“When I was visiting schools, most of the coaches would tell me they like my game, and I could play well for them,” Lee said. “Coach McKillop told me that if you come here and work hard, you will have a chance. I loved that.”

Lee has excellent size and moves fluidly on the floor. While he isn’t a vertical athlete by NBA standards, he moves well laterally and his basketball IQ allows him to find the proper spots on defense. Lee sees the game at a high level and he has a great understanding of his team’s concepts and what they are trying to accomplish.

Even with the success Lee experienced last season, playing with his national team this summer showed him room for growth.

“I played for my national team this summer,” Lee said. “In one of the games we played against Lithuania and we lost by 40. After that game, it got me thinking about how weak I am. I needed to get more mentally prepared for games; when the refs called a bad call, I always showed my reaction. I also worked on my strength all summer.”

The advanced numbers back up Lee’s percentages, scoring productively and efficiently. Last season, Lee scored 1.156 points per possession — in the 97th percentile — considered ‘excellent’ by Synergy’s metrics.

Lee kept elite company with Corey Kispert and Drew Timme as one of only six players in D-1 who finished last season with a player efficiency rating above 23, a usage percentage above 21, and an offensive rating above 128.

What’s ahead

In his two seasons at Davidson, Lee has never been the focal point. He has always had running mates, proven that he could play a “Robin” role. This 2021-22 Davidson team will be Lee’s to guide. The Wildcats lost leading scorer and 2,000-point career scorer Kellan Grady and their third-leading scorer Carter Collins to the graduate transfer market.

While it was Michigan State transfer Foster Loyer’s 27 points that led the way against Delaware on Tuesday, the offense ran through Lee most of the night. Davidson did an excellent job of lining up Lee at multiple spots on the floor. Many possessions, he was the primary initiator, bringing the ball across halfcourt and getting his team into sets. He made great reads from the mid-post and especially from the wing.

Lee and Loyer will be great compliments for one another as they can both handle, pass and shoot. Senior Luka Brajkovic returns in the post, and sophomore forward Sam Mennenga finished with a workman-like double-double in the season opener. Even with eight or nine-man rotations, Lee will be the primary outlet.

More so, scouts will see if he can be the focal point of an offense and still produce. Lee will need to continue developing his handle, but he can grab and go off defensive rebounds. His footwork is excellent in the halfcourt, and he has the patience to get into a one/two-dribble pull-up off a sloppy closeout. The shooting is accurate, the IQ is confirmed, and the size is legit.

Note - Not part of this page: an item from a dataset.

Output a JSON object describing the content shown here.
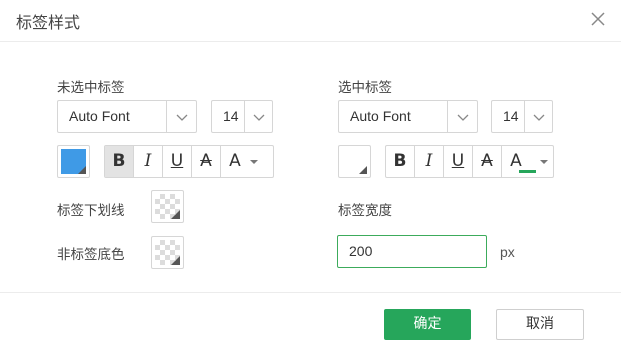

Taking his game to the next level

“This summer, my biggest growth was my mental; my mentality,” Lee said. “I saw, playing for the national team, that I am here (lowering hand below waist) and there are players who are up here (raises hand to eye level). Right now, when I am shooting, every time I am 0-for-0 — everything is about this play, not the last play, not the next play — this play.”

On Day 1, consider it a success. Lee confidently and efficiently showcased a diverse game as he had an offense run through him. He’s poised to become Davidson’s new leader.